[Opening Data for review section]
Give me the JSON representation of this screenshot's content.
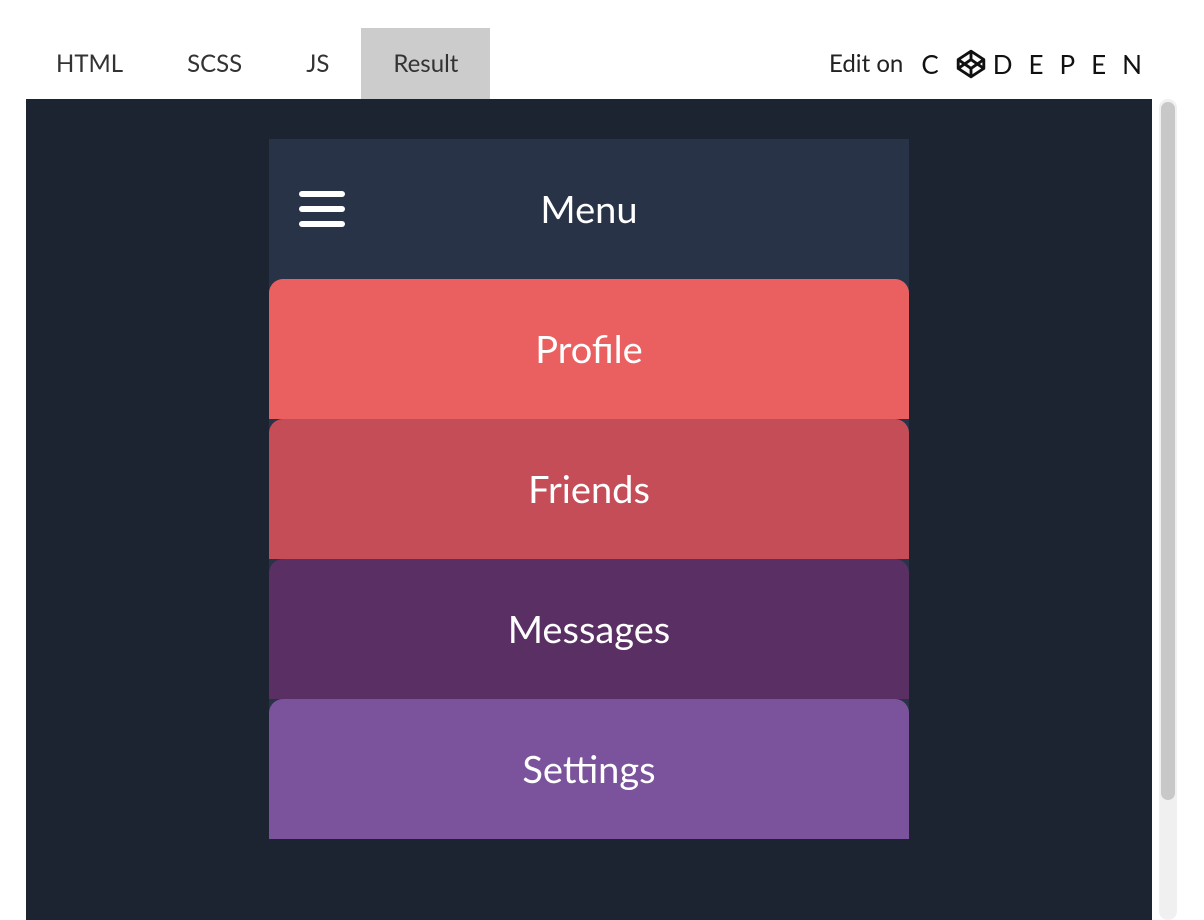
{
  "topbar": {
    "tabs": [
      {
        "label": "HTML",
        "active": false
      },
      {
        "label": "SCSS",
        "active": false
      },
      {
        "label": "JS",
        "active": false
      },
      {
        "label": "Result",
        "active": true
      }
    ],
    "edit_on": "Edit on",
    "brand": "CODEPEN"
  },
  "menu": {
    "title": "Menu",
    "items": [
      {
        "label": "Profile",
        "color": "#ea6060"
      },
      {
        "label": "Friends",
        "color": "#c54d57"
      },
      {
        "label": "Messages",
        "color": "#5a2f63"
      },
      {
        "label": "Settings",
        "color": "#7b539c"
      }
    ]
  }
}
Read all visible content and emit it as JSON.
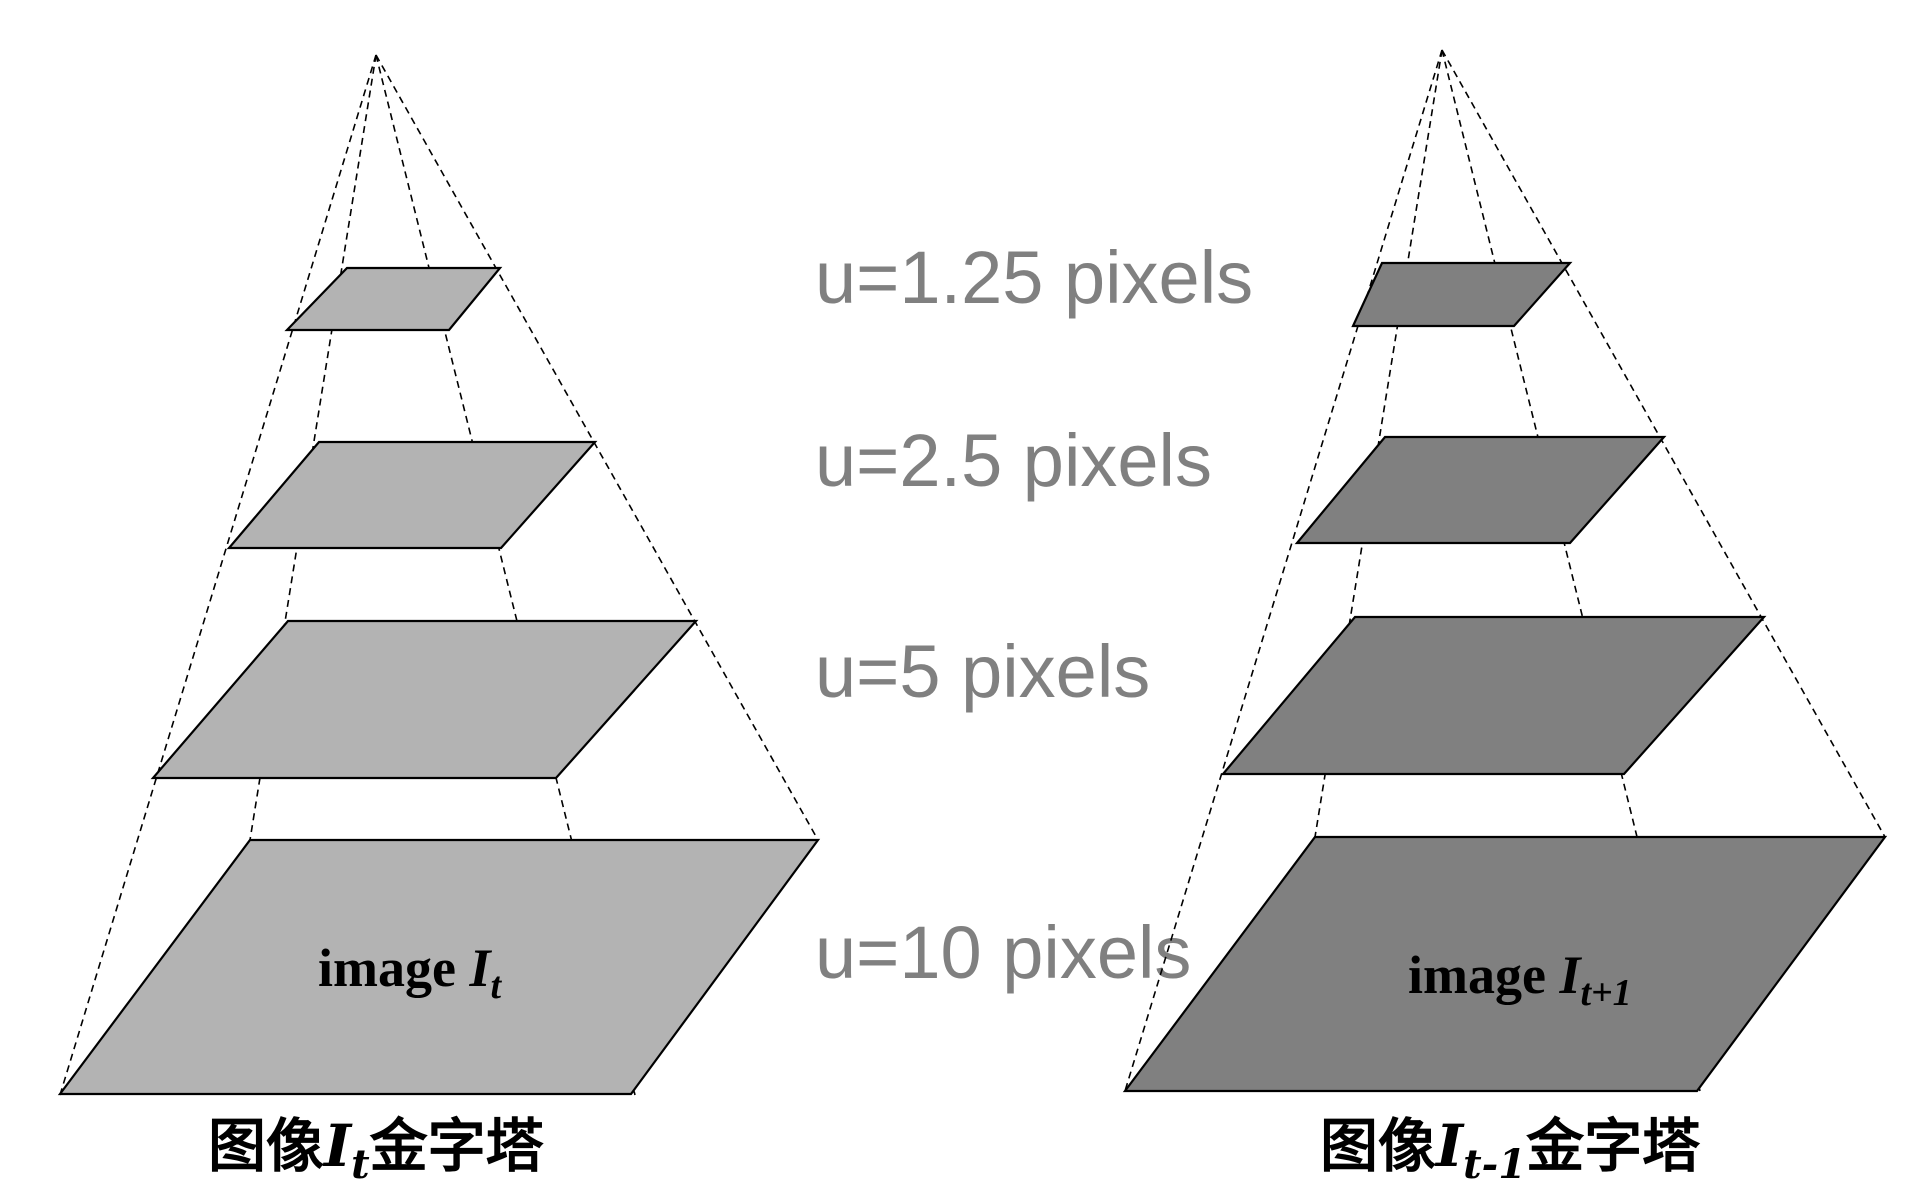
{
  "left_pyramid": {
    "image_label": {
      "prefix": "image ",
      "symbol": "I",
      "subscript": "t"
    },
    "caption": {
      "prefix": "图像",
      "symbol": "I",
      "subscript": "t",
      "suffix": "金字塔"
    },
    "fill_color": "#b3b3b3"
  },
  "right_pyramid": {
    "image_label": {
      "prefix": "image ",
      "symbol": "I",
      "subscript": "t+1"
    },
    "caption": {
      "prefix": "图像",
      "symbol": "I",
      "subscript": "t-1",
      "suffix": "金字塔"
    },
    "fill_color": "#808080"
  },
  "levels": [
    {
      "label": "u=1.25 pixels"
    },
    {
      "label": "u=2.5 pixels"
    },
    {
      "label": "u=5 pixels"
    },
    {
      "label": "u=10 pixels"
    }
  ],
  "colors": {
    "level_label": "#808080",
    "guide_line": "#000000"
  }
}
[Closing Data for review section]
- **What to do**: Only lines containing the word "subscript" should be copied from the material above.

- **Task response**:
      "subscript": "t"
      "subscript": "t",
      "subscript": "t+1"
      "subscript": "t-1",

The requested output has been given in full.